Work required
Retrieve all lines below that have the string "Kelamin".

(Entries from a dataset of interfaces)
--------------------------------------------------
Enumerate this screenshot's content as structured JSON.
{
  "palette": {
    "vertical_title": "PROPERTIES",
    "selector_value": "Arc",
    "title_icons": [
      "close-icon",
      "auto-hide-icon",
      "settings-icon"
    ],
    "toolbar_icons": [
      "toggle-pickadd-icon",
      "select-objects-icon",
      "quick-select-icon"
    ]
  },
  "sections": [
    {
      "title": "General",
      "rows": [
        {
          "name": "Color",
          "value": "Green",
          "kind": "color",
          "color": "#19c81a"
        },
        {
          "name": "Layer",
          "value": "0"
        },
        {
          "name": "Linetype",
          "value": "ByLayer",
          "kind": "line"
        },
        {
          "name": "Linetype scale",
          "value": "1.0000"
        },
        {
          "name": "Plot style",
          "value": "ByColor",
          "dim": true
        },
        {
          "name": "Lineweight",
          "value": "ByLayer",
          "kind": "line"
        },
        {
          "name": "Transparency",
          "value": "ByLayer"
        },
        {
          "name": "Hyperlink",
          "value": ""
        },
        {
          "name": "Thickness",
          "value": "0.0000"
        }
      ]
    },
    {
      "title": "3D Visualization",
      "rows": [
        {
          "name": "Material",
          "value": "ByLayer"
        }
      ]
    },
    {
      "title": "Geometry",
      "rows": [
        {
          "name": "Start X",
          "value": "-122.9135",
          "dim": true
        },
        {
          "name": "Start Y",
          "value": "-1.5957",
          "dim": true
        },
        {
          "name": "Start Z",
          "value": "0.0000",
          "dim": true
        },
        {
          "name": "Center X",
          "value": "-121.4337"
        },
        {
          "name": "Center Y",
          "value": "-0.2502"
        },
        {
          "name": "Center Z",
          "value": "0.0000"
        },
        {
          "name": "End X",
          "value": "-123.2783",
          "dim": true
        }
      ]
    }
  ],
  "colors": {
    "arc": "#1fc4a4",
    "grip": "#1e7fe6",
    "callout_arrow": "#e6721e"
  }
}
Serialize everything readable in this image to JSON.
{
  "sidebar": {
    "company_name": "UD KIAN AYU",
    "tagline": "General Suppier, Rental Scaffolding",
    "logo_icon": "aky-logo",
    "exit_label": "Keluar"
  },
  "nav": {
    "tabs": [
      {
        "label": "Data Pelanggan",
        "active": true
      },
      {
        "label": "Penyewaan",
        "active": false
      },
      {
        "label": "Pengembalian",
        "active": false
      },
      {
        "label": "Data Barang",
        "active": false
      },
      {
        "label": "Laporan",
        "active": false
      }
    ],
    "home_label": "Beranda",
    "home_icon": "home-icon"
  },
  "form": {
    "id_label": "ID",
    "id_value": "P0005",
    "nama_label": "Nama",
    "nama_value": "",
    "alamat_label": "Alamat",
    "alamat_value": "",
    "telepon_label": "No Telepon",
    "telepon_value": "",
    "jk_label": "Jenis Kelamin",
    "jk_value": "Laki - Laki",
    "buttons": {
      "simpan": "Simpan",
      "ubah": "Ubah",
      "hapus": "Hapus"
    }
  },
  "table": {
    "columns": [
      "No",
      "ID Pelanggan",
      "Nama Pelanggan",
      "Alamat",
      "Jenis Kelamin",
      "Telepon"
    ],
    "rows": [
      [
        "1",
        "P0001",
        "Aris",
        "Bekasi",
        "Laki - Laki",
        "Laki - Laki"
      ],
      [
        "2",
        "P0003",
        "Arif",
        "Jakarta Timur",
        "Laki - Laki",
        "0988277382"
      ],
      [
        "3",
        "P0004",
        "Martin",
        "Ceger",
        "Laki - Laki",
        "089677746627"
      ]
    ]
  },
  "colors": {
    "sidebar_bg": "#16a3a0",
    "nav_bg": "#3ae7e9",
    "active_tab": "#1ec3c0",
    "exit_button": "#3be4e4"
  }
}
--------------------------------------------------
Output for this task
    "jk_label": "Jenis Kelamin",
      "Jenis Kelamin",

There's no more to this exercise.